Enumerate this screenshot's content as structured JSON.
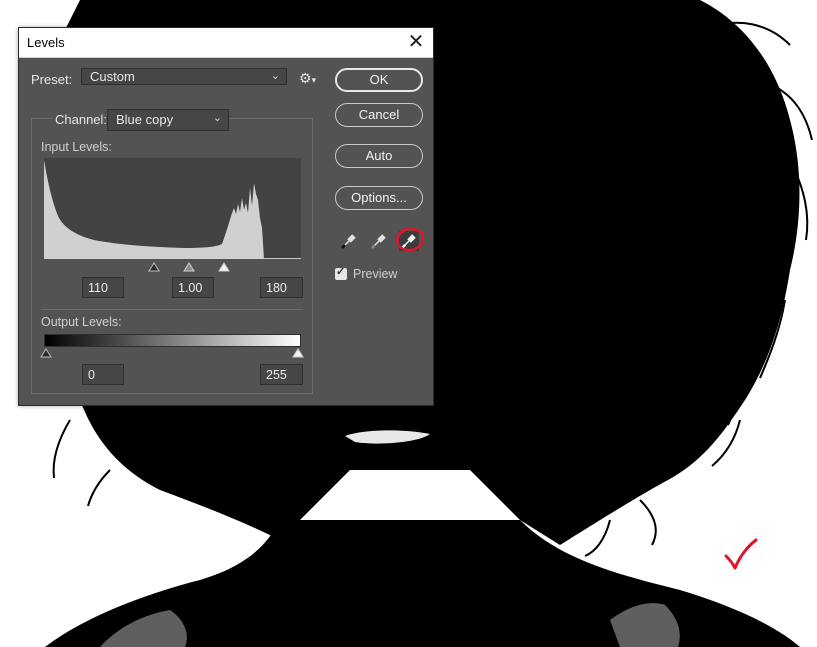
{
  "dialog": {
    "title": "Levels",
    "close_glyph": "✕",
    "preset": {
      "label": "Preset:",
      "value": "Custom"
    },
    "channel": {
      "label": "Channel:",
      "value": "Blue copy"
    },
    "input_levels": {
      "label": "Input Levels:",
      "black": "110",
      "gamma": "1.00",
      "white": "180"
    },
    "output_levels": {
      "label": "Output Levels:",
      "black": "0",
      "white": "255"
    },
    "buttons": {
      "ok": "OK",
      "cancel": "Cancel",
      "auto": "Auto",
      "options": "Options..."
    },
    "preview": {
      "label": "Preview",
      "checked": true
    },
    "eyedroppers": [
      "black-point-eyedropper-icon",
      "gray-point-eyedropper-icon",
      "white-point-eyedropper-icon"
    ],
    "active_eyedropper": "white-point-eyedropper-icon"
  },
  "annotations": {
    "highlight_color": "#e0142b"
  },
  "colors": {
    "dialog_bg": "#535353",
    "histogram_fill": "#d0d0d0",
    "silhouette": "#000000"
  }
}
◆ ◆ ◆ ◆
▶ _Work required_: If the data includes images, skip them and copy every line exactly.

▶ _Expected answer_:
Enumerate this screenshot's content as structured JSON.
{
  "dialog": {
    "title": "Levels",
    "close_glyph": "✕",
    "preset": {
      "label": "Preset:",
      "value": "Custom"
    },
    "channel": {
      "label": "Channel:",
      "value": "Blue copy"
    },
    "input_levels": {
      "label": "Input Levels:",
      "black": "110",
      "gamma": "1.00",
      "white": "180"
    },
    "output_levels": {
      "label": "Output Levels:",
      "black": "0",
      "white": "255"
    },
    "buttons": {
      "ok": "OK",
      "cancel": "Cancel",
      "auto": "Auto",
      "options": "Options..."
    },
    "preview": {
      "label": "Preview",
      "checked": true
    },
    "eyedroppers": [
      "black-point-eyedropper-icon",
      "gray-point-eyedropper-icon",
      "white-point-eyedropper-icon"
    ],
    "active_eyedropper": "white-point-eyedropper-icon"
  },
  "annotations": {
    "highlight_color": "#e0142b"
  },
  "colors": {
    "dialog_bg": "#535353",
    "histogram_fill": "#d0d0d0",
    "silhouette": "#000000"
  }
}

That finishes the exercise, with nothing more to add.